Police said a 56-year-old woman, 60-year-old man and a five-year-old boy who were travelling in a separate car also died.
Those injured include a 10-month old baby who was flown to Starship Hospital in Auckland overnight in a critical condition.
Two girls aged 2 and 17, and a woman aged 66, all remained in Rotorua Hospital in a stable condition.
While the past week is hopefully a blip, the longer-run statistics of the past few years tell an incredibly sobering story. While the road toll halved between 2001 and 2013, since then it has increased significantly – as illustrated in a recent post by Sam Warburton:
This increase is occurring at a faster rate than population growth, or the growth in total vehicle travel. Another article by Sam highlights this point:
The fatality rate (deaths per kilometre driven across New Zealand) of car occupants is 41% higher in 2017 than it was in 2013.
Another way of looking at this is that, while New Zealand is driving 15% more as a country than in 2013, deaths are up 60%.
Had we kept fatality rates at 2013 levels, there would be about 80 fewer deaths than we expect there to be in 2017, and over 110 fewer since the end of 2013.
These changes are, in technical terms, statistically significant. We can have greater than 99% confidence that the road toll is up.
This increase in the road toll is a tragedy, particularly as since the mid-1970s we have been incredibly successful in reducing the road toll, despite massive increases in population and total travel. In short, what previously worked is clearly no longer working. Improvements in vehicle safety, education, enforcement and safe infrastructure improvements led to a massive decline in the “fatality rate” over this time. There’s some good historic data on the Ministry of Transport’s website which highlights how successful these efforts were, until recently:
The estimated economic impact of crashes on our roads in 2015 was a staggering $3.8 billion and with volumes having increased since then, it’s likely to be even higher now. With the cost of congestion in Auckland being around $1 billion a year – and most of the country’s congestion being in Auckland – it is clear the economic impact of crashes is much bigger than the cost of congestion.
So what can be done about this? Over the past couple of weeks there has been a terrible lack of accountability from the Police and NZTA, essentially shrugging their shoulders or (inaccurately) blaming increasing travel for what has happened in the past few years.

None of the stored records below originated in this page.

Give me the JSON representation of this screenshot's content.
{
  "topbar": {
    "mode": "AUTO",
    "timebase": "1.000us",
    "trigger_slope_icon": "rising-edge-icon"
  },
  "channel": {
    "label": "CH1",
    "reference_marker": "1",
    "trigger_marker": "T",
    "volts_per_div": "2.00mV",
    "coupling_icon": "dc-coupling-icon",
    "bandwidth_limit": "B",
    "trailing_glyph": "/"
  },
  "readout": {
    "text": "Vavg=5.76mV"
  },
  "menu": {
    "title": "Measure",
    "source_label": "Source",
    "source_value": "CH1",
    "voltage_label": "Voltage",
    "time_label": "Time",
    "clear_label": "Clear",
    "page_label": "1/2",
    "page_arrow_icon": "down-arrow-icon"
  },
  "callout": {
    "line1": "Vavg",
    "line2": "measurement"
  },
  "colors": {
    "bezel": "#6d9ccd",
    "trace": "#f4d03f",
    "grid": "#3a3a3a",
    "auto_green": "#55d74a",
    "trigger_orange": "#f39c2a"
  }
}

Yet stories are starting to emerge that indicates deeper problems. This recent one from RNZ highlighted a pathetic lack of progress on installing speed cameras:
Police celebrated the installation of the new network of second-generation digital speed cameras in 2014, saying switching on the first of the cameras in July that year was an “important milestone in our efforts to reduce deaths and injuries on the country’s roads”.
At the time police said 56 cameras were planned for the country and would be installed by the end of 2015.
But when the last of the old network of wet-film cameras was decommissioned in March last year only 12 cameras had been installed and much of the country – including the entire South Island – was without fixed speed camera coverage.
“We have 18 cameras operating in total, including four at Waterview [Auckland], covering four districts. The other eight districts do not have static safe speed cameras,” police said in response to RNZ questions yesterday.
The police website states the link between speed cameras and reducing speed was well documented.
But despite “research clearly show[ing] that safety cameras change driver behaviour and have a positive road safety impact”, most of the country had been without fixed cameras as road tolls rose.
In a second article by Sam Warburton, he highlights that the site of on of the horrific crashes last week had already been identified as needing improvement but it’s still waiting on funding.
Safety is (supposedly) one of the Government’s top transport priorities, in the Government Policy Statement it is one of the top 3 priorities alongside supporting economic growth and value for money. However, there is little evidence that in reality safety is a high priority. This is backed up by the NZTAs own actions, for example in this article from Tauranga, they effectively state that the safety of an intersection comes second to moving trucks to the port.
Mark Haseley from the New Zealand Transport Agency said the pedestrian and cycle crossing was the result of decisions made two to three years ago. It was about economic productivity and the efficient flow of freight to the port. There was not much of an emphasis on cycling and walking.
However, he assured Ms Hughes that “the door is still open to these ideas” as long as it made sense and stacked up economically.
As non-motorist noted on twitter, even the NZTAs own cars appear to show this as a Venn diagram.
The NZTA aren’t alone though, we’ve heard of many similar stories just like the one originating agencies like Auckland Transport too.
We will have a far stronger focus on safety in the coming weeks and months to force some change because what’s happening simply isn’t good enough. We’ll work through the details of exactly what needs to change, but some initial thoughts are:
- Formally adopting “Vision Zero” as a guiding strategy, not accepting any deaths
- Reducing speed limits in high risk areas and on most urban streets
- Re-focusing infrastructure investment away from a very small number of incredibly expensive motorway extensions and towards improving safety through median barriers and other improvements across many more locations.
- Changing the economic evaluation manual so that high priority safety projects are able to occur, even if they create traffic delays